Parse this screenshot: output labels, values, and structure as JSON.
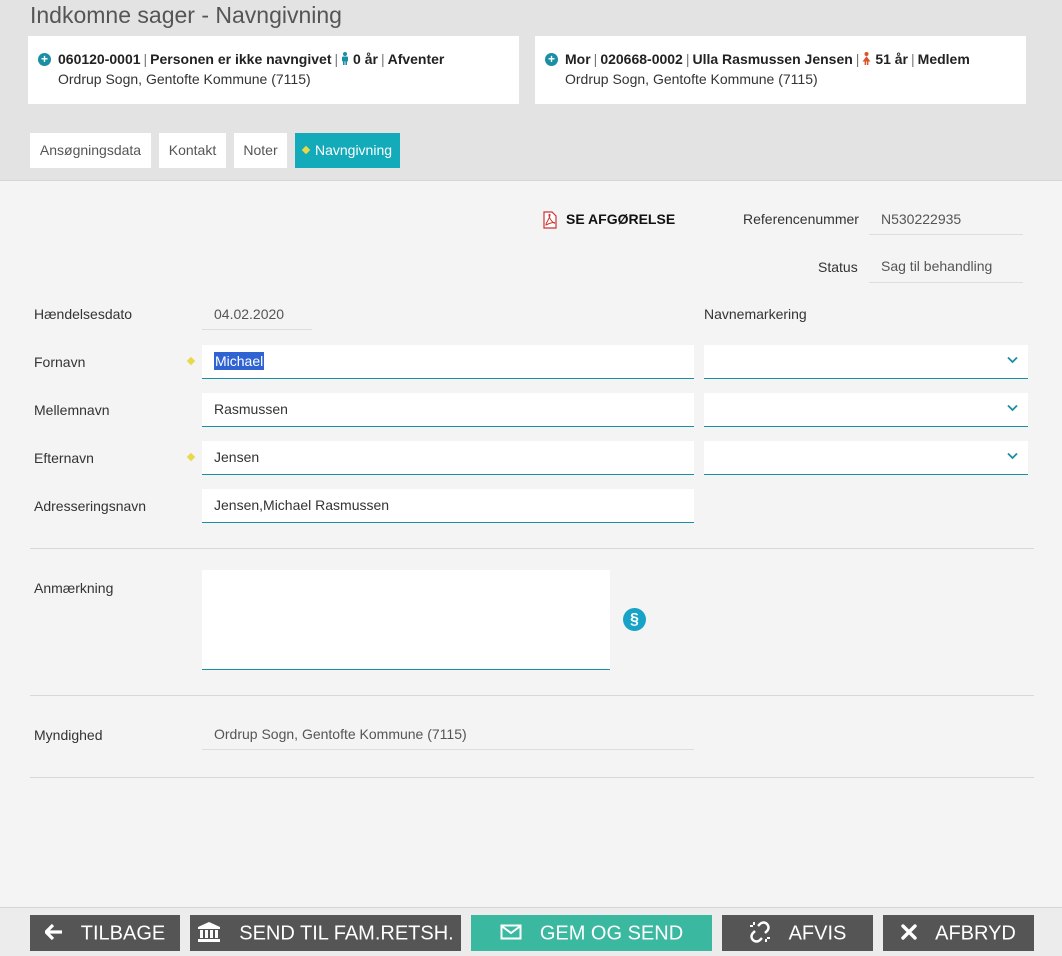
{
  "page_title": "Indkomne sager - Navngivning",
  "cards": {
    "child": {
      "cpr": "060120-0001",
      "name": "Personen er ikke navngivet",
      "age": "0 år",
      "status": "Afventer",
      "parish": "Ordrup Sogn, Gentofte Kommune (7115)",
      "gender_color": "#1a8fa3"
    },
    "mother": {
      "role": "Mor",
      "cpr": "020668-0002",
      "name": "Ulla Rasmussen Jensen",
      "age": "51 år",
      "status": "Medlem",
      "parish": "Ordrup Sogn, Gentofte Kommune (7115)",
      "gender_color": "#d9532c"
    }
  },
  "tabs": [
    {
      "label": "Ansøgningsdata"
    },
    {
      "label": "Kontakt"
    },
    {
      "label": "Noter"
    },
    {
      "label": "Navngivning"
    }
  ],
  "decision_link": "SE AFGØRELSE",
  "reference": {
    "label": "Referencenummer",
    "value": "N530222935"
  },
  "status": {
    "label": "Status",
    "value": "Sag til behandling"
  },
  "event_date": {
    "label": "Hændelsesdato",
    "value": "04.02.2020"
  },
  "name_marking_label": "Navnemarkering",
  "first_name": {
    "label": "Fornavn",
    "value": "Michael"
  },
  "middle_name": {
    "label": "Mellemnavn",
    "value": "Rasmussen"
  },
  "last_name": {
    "label": "Efternavn",
    "value": "Jensen"
  },
  "address_name": {
    "label": "Adresseringsnavn",
    "value": "Jensen,Michael Rasmussen"
  },
  "remark": {
    "label": "Anmærkning",
    "value": ""
  },
  "paragraph_symbol": "§",
  "authority": {
    "label": "Myndighed",
    "value": "Ordrup Sogn, Gentofte Kommune (7115)"
  },
  "buttons": {
    "back": "TILBAGE",
    "send_fam": "SEND TIL FAM.RETSH.",
    "save_send": "GEM OG SEND",
    "reject": "AFVIS",
    "cancel": "AFBRYD"
  },
  "colors": {
    "accent": "#13aab9",
    "primary_button": "#3bb8a0",
    "dark_button": "#555555",
    "required_marker": "#e8d94a"
  }
}
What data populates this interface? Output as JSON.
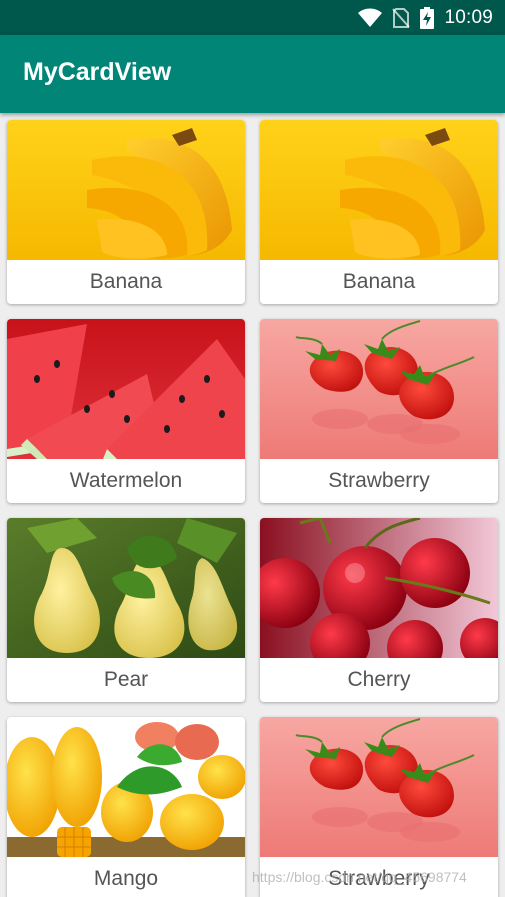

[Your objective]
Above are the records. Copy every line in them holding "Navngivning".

[Exercise result]
  "page_title": "Indkomne sager - Navngivning",
      "label": "Navngivning"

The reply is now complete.